[Collection entries]

-----

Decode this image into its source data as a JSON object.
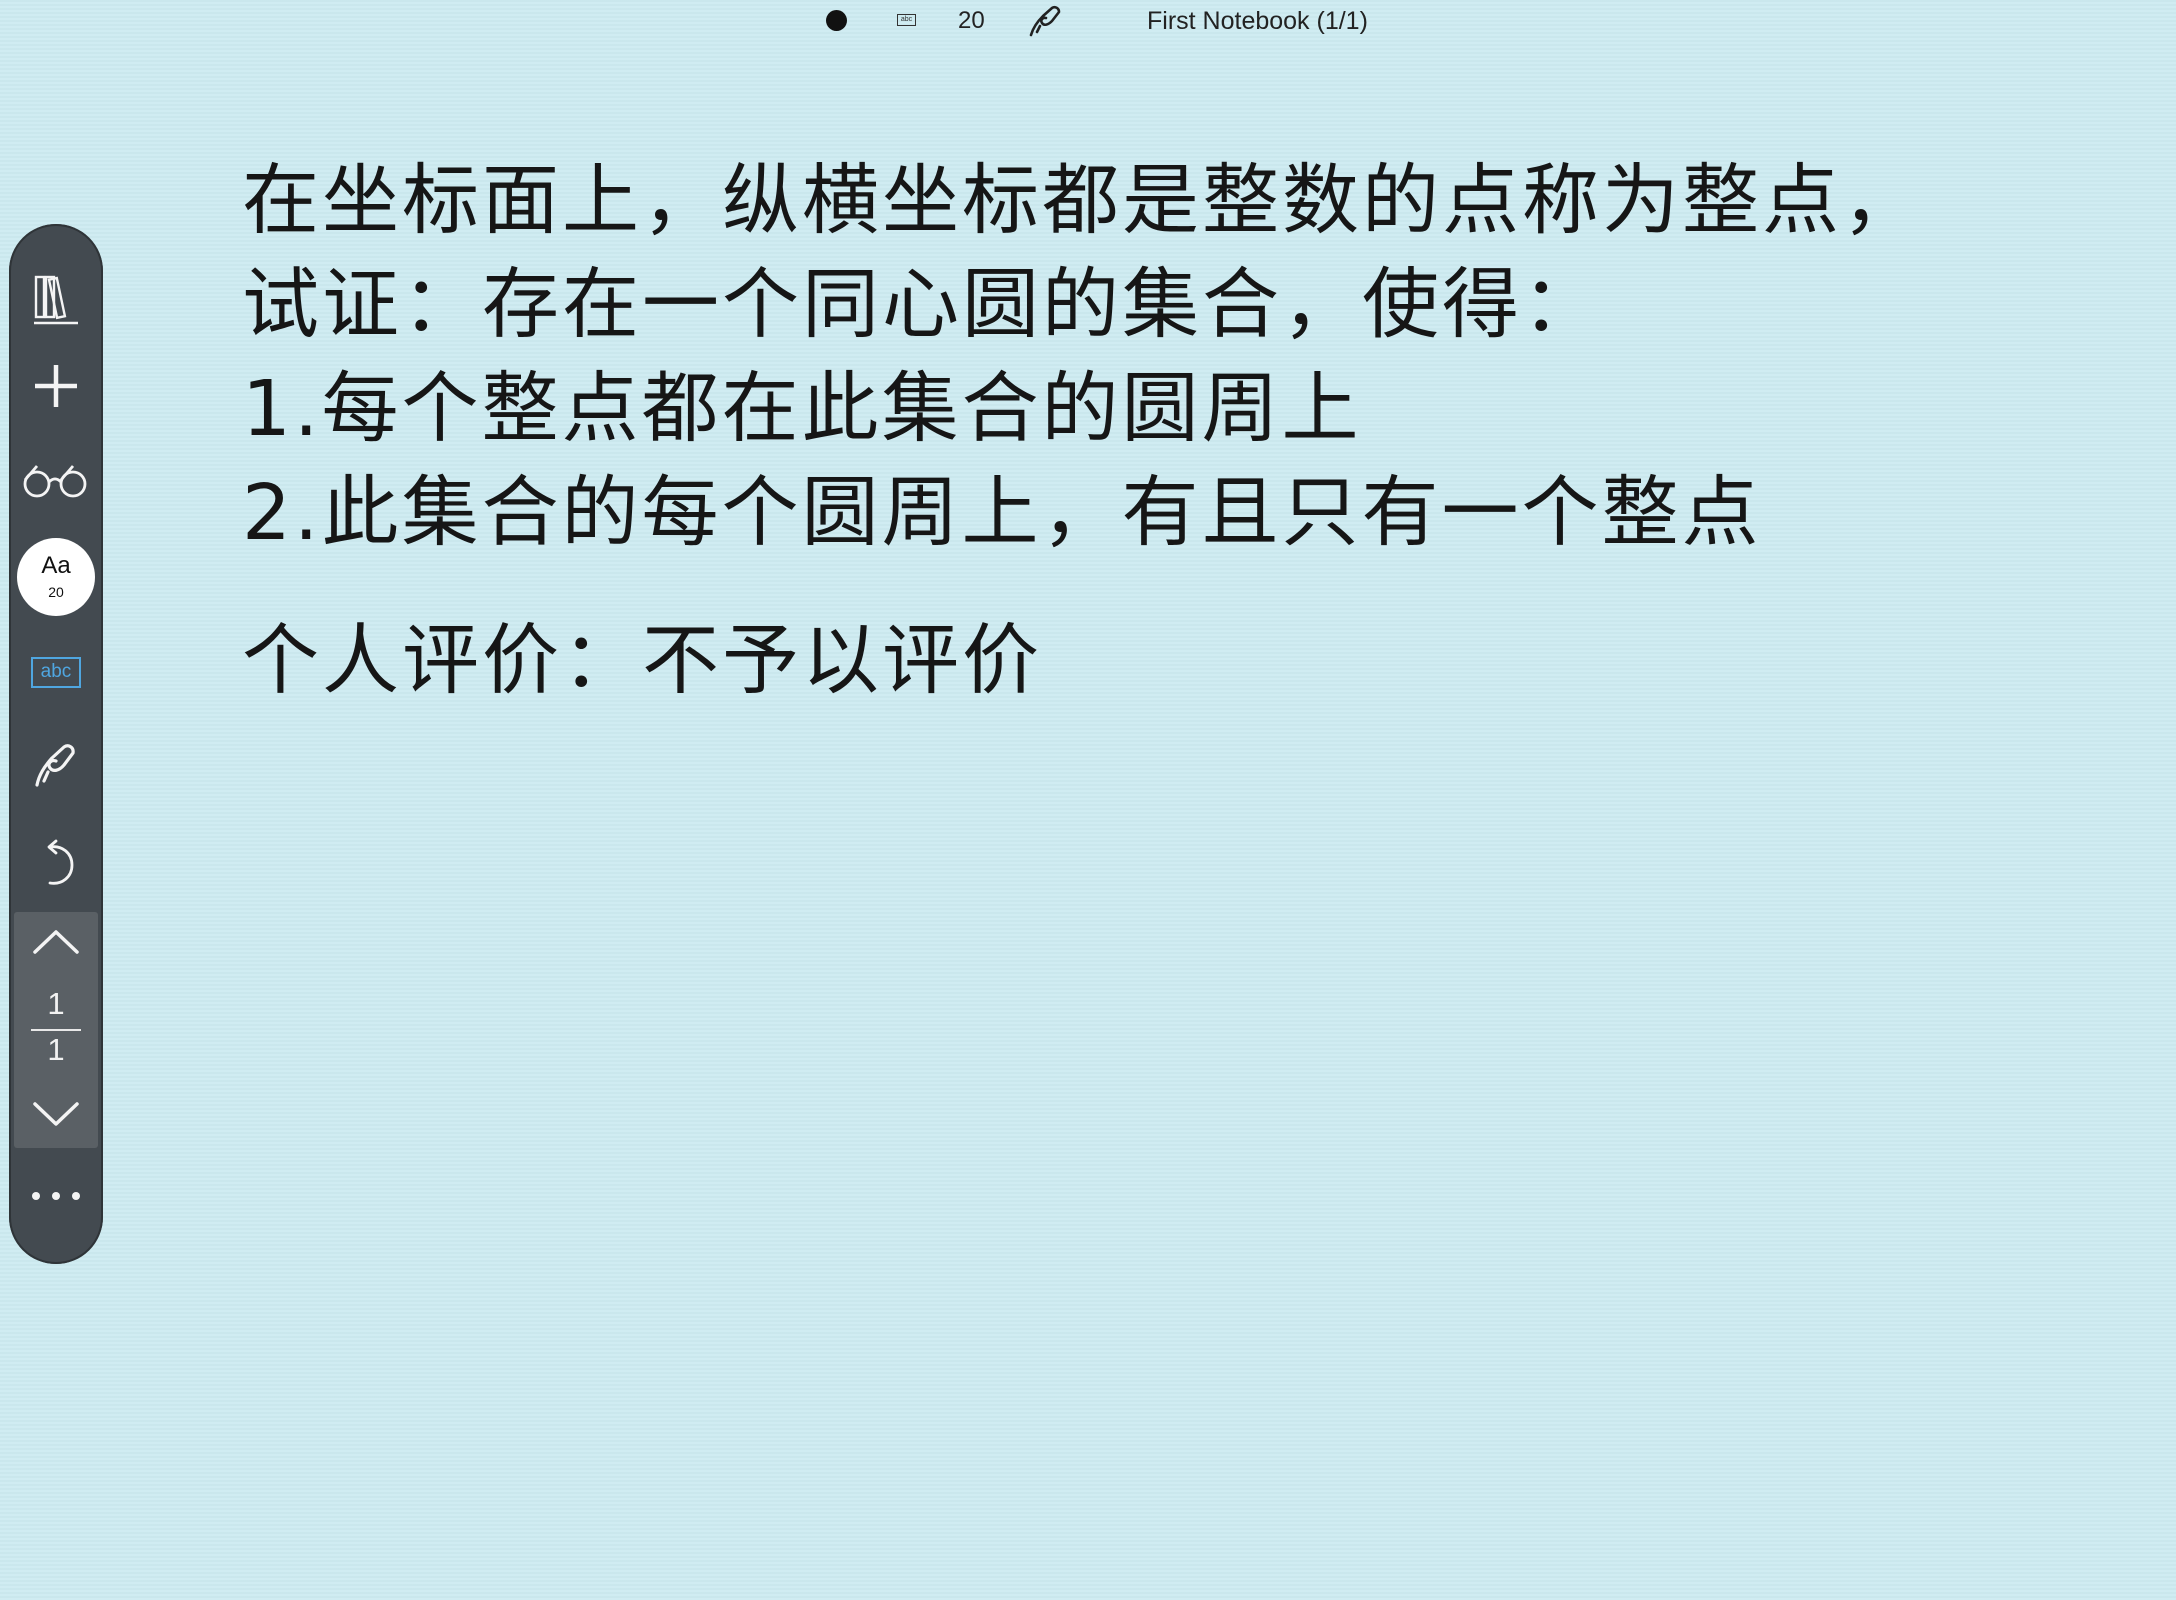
{
  "statusbar": {
    "pen_color_icon": "filled-circle-icon",
    "text_mode_icon_label": "abc",
    "font_size": "20",
    "pen_tool_icon": "pen-icon",
    "notebook_title": "First Notebook (1/1)"
  },
  "toolbar": {
    "items": [
      {
        "name": "library",
        "icon": "books-icon"
      },
      {
        "name": "add",
        "icon": "plus-icon"
      },
      {
        "name": "read-mode",
        "icon": "glasses-icon"
      },
      {
        "name": "font",
        "label": "Aa",
        "size": "20"
      },
      {
        "name": "text-recognition",
        "label": "abc"
      },
      {
        "name": "pen",
        "icon": "pen-icon"
      },
      {
        "name": "undo",
        "icon": "undo-icon"
      },
      {
        "name": "more",
        "icon": "more-dots-icon"
      }
    ],
    "font_button": {
      "label": "Aa",
      "size": "20"
    },
    "abc_label": "abc",
    "pager": {
      "current": "1",
      "total": "1"
    },
    "accent_color": "#4fa6e0",
    "background_color": "#434a50"
  },
  "note": {
    "lines": [
      "在坐标面上，纵横坐标都是整数的点称为整点，",
      "试证：存在一个同心圆的集合，使得：",
      "1.每个整点都在此集合的圆周上",
      "2.此集合的每个圆周上，有且只有一个整点",
      "个人评价：不予以评价"
    ]
  },
  "background_color": "#cdebf1"
}
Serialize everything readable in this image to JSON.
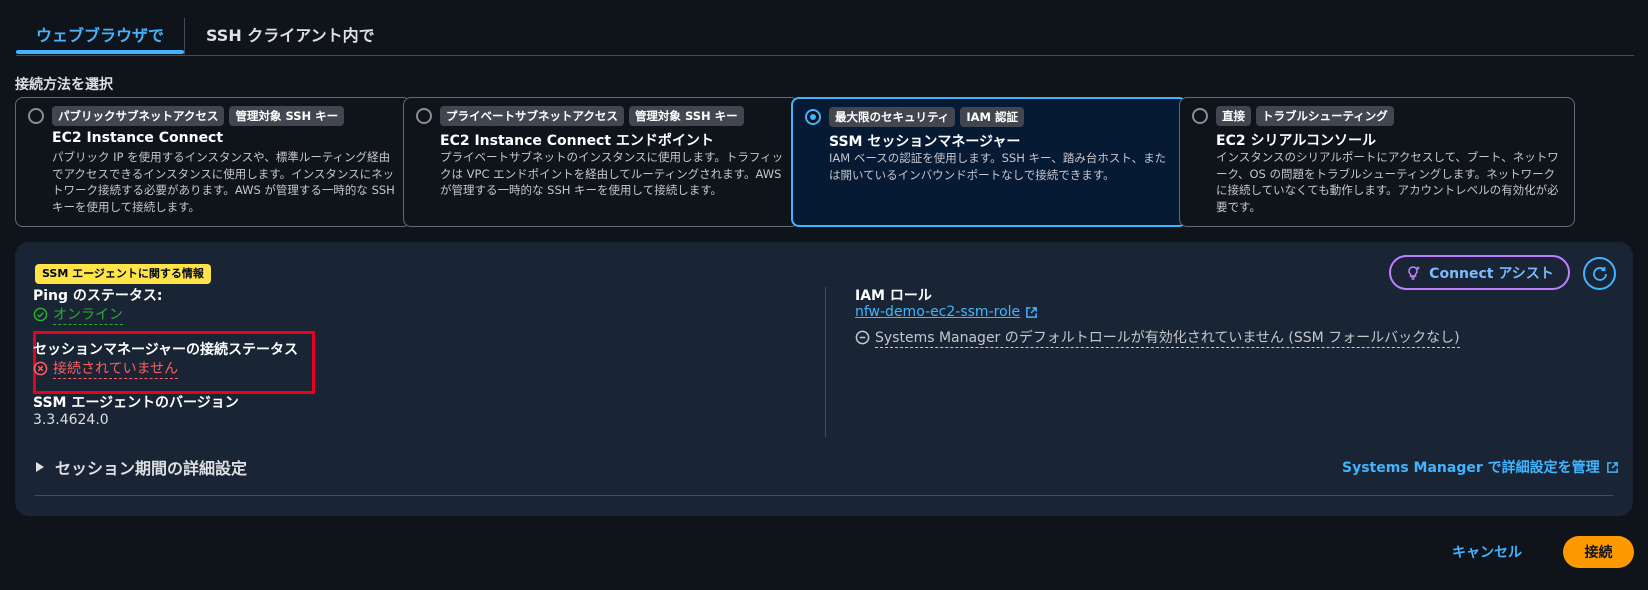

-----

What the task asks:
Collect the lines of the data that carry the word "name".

Exercise result:
        "name": "library",
        "name": "add",
        "name": "read-mode",
        "name": "font",
        "name": "text-recognition",
        "name": "pen",
        "name": "undo",
        "name": "more",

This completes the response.